[What is being asked]
Search the entries for the word "clic" and return every line where it is found.

= = = = = = =

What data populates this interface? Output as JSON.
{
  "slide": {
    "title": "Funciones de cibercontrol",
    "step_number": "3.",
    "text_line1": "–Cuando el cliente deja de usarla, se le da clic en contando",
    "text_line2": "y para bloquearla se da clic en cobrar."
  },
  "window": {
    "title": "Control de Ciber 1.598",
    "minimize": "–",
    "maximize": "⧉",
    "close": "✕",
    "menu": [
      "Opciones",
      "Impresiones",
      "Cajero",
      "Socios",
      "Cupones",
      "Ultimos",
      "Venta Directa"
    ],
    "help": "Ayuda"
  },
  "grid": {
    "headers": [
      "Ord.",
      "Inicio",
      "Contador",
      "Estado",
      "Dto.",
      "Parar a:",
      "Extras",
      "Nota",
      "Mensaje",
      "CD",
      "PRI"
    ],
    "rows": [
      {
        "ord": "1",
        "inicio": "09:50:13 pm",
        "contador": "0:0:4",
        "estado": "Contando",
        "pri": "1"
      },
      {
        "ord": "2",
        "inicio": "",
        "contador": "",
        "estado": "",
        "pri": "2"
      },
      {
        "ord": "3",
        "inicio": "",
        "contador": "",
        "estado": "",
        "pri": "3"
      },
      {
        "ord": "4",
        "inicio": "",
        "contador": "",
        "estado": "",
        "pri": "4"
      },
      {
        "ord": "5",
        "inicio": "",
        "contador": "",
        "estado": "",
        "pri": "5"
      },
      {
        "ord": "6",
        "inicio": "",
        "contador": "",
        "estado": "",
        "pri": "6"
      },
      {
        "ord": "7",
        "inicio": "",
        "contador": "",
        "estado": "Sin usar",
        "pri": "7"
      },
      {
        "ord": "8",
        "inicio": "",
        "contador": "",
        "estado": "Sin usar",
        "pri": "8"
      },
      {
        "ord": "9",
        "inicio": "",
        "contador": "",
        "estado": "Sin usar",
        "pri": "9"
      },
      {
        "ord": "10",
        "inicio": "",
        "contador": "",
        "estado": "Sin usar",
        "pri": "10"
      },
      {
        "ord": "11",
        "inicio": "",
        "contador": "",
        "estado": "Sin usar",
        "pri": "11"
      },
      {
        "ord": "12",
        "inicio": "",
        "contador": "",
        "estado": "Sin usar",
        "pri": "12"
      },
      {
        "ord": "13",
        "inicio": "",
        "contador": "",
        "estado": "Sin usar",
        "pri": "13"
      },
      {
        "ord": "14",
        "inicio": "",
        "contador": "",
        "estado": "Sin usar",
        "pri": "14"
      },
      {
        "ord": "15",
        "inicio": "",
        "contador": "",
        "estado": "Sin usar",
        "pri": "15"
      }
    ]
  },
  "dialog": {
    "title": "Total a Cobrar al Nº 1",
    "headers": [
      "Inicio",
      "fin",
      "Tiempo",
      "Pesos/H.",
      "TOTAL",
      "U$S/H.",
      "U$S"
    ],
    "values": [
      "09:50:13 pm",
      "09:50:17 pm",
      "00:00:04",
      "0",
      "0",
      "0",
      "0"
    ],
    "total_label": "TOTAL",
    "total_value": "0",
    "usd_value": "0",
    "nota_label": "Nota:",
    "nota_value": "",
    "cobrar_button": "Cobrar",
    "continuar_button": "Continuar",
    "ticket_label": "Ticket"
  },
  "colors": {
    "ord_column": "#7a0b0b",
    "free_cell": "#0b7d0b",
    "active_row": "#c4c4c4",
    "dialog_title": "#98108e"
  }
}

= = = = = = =

[Completed task]
    "text_line1": "–Cuando el cliente deja de usarla, se le da clic en contando",
    "text_line2": "y para bloquearla se da clic en cobrar."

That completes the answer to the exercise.